(DATA LISTING)

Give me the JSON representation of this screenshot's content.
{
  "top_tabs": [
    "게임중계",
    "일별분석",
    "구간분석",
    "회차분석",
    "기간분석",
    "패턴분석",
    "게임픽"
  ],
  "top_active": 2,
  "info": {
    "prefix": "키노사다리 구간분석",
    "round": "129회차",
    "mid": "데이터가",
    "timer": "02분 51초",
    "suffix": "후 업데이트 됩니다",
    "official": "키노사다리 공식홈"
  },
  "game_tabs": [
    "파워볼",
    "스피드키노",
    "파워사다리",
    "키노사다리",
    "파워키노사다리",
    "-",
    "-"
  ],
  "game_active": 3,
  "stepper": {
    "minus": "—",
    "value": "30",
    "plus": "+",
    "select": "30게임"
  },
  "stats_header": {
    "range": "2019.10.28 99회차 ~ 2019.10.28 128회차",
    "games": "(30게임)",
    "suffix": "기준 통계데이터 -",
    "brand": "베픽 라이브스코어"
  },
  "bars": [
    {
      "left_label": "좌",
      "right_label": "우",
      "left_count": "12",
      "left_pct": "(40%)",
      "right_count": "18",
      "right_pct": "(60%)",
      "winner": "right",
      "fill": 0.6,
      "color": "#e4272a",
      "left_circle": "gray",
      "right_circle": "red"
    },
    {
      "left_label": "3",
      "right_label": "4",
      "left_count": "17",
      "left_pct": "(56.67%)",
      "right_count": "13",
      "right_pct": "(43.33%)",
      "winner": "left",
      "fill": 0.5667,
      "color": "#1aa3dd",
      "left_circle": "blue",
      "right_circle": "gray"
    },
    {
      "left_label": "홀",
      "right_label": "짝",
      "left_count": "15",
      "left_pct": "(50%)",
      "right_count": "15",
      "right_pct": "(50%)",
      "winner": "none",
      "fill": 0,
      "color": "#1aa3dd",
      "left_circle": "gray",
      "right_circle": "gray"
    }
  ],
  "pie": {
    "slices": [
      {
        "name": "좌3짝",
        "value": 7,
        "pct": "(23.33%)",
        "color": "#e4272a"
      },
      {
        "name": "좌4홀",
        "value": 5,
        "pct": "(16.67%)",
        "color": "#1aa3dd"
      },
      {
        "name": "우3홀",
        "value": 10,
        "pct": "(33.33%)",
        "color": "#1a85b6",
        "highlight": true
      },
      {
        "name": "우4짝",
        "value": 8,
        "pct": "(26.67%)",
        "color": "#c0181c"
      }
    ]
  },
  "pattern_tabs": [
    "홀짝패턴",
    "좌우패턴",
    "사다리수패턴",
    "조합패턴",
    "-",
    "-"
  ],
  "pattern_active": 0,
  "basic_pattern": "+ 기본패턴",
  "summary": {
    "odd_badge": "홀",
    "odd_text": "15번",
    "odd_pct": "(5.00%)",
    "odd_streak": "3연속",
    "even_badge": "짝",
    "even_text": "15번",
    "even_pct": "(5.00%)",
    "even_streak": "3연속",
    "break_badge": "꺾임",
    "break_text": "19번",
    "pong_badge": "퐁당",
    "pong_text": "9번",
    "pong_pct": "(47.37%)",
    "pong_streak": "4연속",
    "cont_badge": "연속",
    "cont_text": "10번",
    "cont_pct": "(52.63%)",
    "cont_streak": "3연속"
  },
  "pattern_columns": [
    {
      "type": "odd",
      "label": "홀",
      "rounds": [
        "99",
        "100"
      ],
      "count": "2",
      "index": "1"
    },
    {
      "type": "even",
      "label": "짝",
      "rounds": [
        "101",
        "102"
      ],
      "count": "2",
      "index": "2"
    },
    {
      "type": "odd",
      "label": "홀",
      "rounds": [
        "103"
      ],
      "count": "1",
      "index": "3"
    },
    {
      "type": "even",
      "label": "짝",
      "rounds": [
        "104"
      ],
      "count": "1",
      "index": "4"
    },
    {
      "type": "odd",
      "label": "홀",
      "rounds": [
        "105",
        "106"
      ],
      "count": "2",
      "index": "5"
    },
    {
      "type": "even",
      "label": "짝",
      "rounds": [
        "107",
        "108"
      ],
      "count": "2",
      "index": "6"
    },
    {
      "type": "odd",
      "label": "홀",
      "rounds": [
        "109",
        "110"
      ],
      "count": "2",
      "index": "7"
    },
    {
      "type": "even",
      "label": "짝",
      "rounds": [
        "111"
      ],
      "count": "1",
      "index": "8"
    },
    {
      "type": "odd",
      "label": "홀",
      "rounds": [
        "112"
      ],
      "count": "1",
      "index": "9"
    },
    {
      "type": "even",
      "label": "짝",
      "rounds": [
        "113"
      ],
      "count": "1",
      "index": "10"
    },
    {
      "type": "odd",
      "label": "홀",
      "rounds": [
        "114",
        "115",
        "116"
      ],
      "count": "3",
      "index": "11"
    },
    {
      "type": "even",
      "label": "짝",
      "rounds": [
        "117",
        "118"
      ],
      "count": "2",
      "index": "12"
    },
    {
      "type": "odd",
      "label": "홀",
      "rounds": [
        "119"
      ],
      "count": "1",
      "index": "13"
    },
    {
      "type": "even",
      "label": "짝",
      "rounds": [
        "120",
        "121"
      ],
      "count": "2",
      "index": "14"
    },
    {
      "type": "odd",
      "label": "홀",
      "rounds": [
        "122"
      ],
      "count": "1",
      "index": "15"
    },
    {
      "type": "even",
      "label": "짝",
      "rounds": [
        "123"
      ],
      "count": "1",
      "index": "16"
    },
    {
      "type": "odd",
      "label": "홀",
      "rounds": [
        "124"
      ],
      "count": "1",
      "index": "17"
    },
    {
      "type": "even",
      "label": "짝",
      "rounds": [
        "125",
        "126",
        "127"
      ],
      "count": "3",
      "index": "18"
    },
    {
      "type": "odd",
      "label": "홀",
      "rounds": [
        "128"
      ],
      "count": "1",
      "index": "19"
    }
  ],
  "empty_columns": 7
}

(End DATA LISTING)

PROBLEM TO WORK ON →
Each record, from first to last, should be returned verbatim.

TASK SOLUTION →
Give me the JSON representation of this screenshot's content.
{
  "top_tabs": [
    "게임중계",
    "일별분석",
    "구간분석",
    "회차분석",
    "기간분석",
    "패턴분석",
    "게임픽"
  ],
  "top_active": 2,
  "info": {
    "prefix": "키노사다리 구간분석",
    "round": "129회차",
    "mid": "데이터가",
    "timer": "02분 51초",
    "suffix": "후 업데이트 됩니다",
    "official": "키노사다리 공식홈"
  },
  "game_tabs": [
    "파워볼",
    "스피드키노",
    "파워사다리",
    "키노사다리",
    "파워키노사다리",
    "-",
    "-"
  ],
  "game_active": 3,
  "stepper": {
    "minus": "—",
    "value": "30",
    "plus": "+",
    "select": "30게임"
  },
  "stats_header": {
    "range": "2019.10.28 99회차 ~ 2019.10.28 128회차",
    "games": "(30게임)",
    "suffix": "기준 통계데이터 -",
    "brand": "베픽 라이브스코어"
  },
  "bars": [
    {
      "left_label": "좌",
      "right_label": "우",
      "left_count": "12",
      "left_pct": "(40%)",
      "right_count": "18",
      "right_pct": "(60%)",
      "winner": "right",
      "fill": 0.6,
      "color": "#e4272a",
      "left_circle": "gray",
      "right_circle": "red"
    },
    {
      "left_label": "3",
      "right_label": "4",
      "left_count": "17",
      "left_pct": "(56.67%)",
      "right_count": "13",
      "right_pct": "(43.33%)",
      "winner": "left",
      "fill": 0.5667,
      "color": "#1aa3dd",
      "left_circle": "blue",
      "right_circle": "gray"
    },
    {
      "left_label": "홀",
      "right_label": "짝",
      "left_count": "15",
      "left_pct": "(50%)",
      "right_count": "15",
      "right_pct": "(50%)",
      "winner": "none",
      "fill": 0,
      "color": "#1aa3dd",
      "left_circle": "gray",
      "right_circle": "gray"
    }
  ],
  "pie": {
    "slices": [
      {
        "name": "좌3짝",
        "value": 7,
        "pct": "(23.33%)",
        "color": "#e4272a"
      },
      {
        "name": "좌4홀",
        "value": 5,
        "pct": "(16.67%)",
        "color": "#1aa3dd"
      },
      {
        "name": "우3홀",
        "value": 10,
        "pct": "(33.33%)",
        "color": "#1a85b6",
        "highlight": true
      },
      {
        "name": "우4짝",
        "value": 8,
        "pct": "(26.67%)",
        "color": "#c0181c"
      }
    ]
  },
  "pattern_tabs": [
    "홀짝패턴",
    "좌우패턴",
    "사다리수패턴",
    "조합패턴",
    "-",
    "-"
  ],
  "pattern_active": 0,
  "basic_pattern": "+ 기본패턴",
  "summary": {
    "odd_badge": "홀",
    "odd_text": "15번",
    "odd_pct": "(5.00%)",
    "odd_streak": "3연속",
    "even_badge": "짝",
    "even_text": "15번",
    "even_pct": "(5.00%)",
    "even_streak": "3연속",
    "break_badge": "꺾임",
    "break_text": "19번",
    "pong_badge": "퐁당",
    "pong_text": "9번",
    "pong_pct": "(47.37%)",
    "pong_streak": "4연속",
    "cont_badge": "연속",
    "cont_text": "10번",
    "cont_pct": "(52.63%)",
    "cont_streak": "3연속"
  },
  "pattern_columns": [
    {
      "type": "odd",
      "label": "홀",
      "rounds": [
        "99",
        "100"
      ],
      "count": "2",
      "index": "1"
    },
    {
      "type": "even",
      "label": "짝",
      "rounds": [
        "101",
        "102"
      ],
      "count": "2",
      "index": "2"
    },
    {
      "type": "odd",
      "label": "홀",
      "rounds": [
        "103"
      ],
      "count": "1",
      "index": "3"
    },
    {
      "type": "even",
      "label": "짝",
      "rounds": [
        "104"
      ],
      "count": "1",
      "index": "4"
    },
    {
      "type": "odd",
      "label": "홀",
      "rounds": [
        "105",
        "106"
      ],
      "count": "2",
      "index": "5"
    },
    {
      "type": "even",
      "label": "짝",
      "rounds": [
        "107",
        "108"
      ],
      "count": "2",
      "index": "6"
    },
    {
      "type": "odd",
      "label": "홀",
      "rounds": [
        "109",
        "110"
      ],
      "count": "2",
      "index": "7"
    },
    {
      "type": "even",
      "label": "짝",
      "rounds": [
        "111"
      ],
      "count": "1",
      "index": "8"
    },
    {
      "type": "odd",
      "label": "홀",
      "rounds": [
        "112"
      ],
      "count": "1",
      "index": "9"
    },
    {
      "type": "even",
      "label": "짝",
      "rounds": [
        "113"
      ],
      "count": "1",
      "index": "10"
    },
    {
      "type": "odd",
      "label": "홀",
      "rounds": [
        "114",
        "115",
        "116"
      ],
      "count": "3",
      "index": "11"
    },
    {
      "type": "even",
      "label": "짝",
      "rounds": [
        "117",
        "118"
      ],
      "count": "2",
      "index": "12"
    },
    {
      "type": "odd",
      "label": "홀",
      "rounds": [
        "119"
      ],
      "count": "1",
      "index": "13"
    },
    {
      "type": "even",
      "label": "짝",
      "rounds": [
        "120",
        "121"
      ],
      "count": "2",
      "index": "14"
    },
    {
      "type": "odd",
      "label": "홀",
      "rounds": [
        "122"
      ],
      "count": "1",
      "index": "15"
    },
    {
      "type": "even",
      "label": "짝",
      "rounds": [
        "123"
      ],
      "count": "1",
      "index": "16"
    },
    {
      "type": "odd",
      "label": "홀",
      "rounds": [
        "124"
      ],
      "count": "1",
      "index": "17"
    },
    {
      "type": "even",
      "label": "짝",
      "rounds": [
        "125",
        "126",
        "127"
      ],
      "count": "3",
      "index": "18"
    },
    {
      "type": "odd",
      "label": "홀",
      "rounds": [
        "128"
      ],
      "count": "1",
      "index": "19"
    }
  ],
  "empty_columns": 7
}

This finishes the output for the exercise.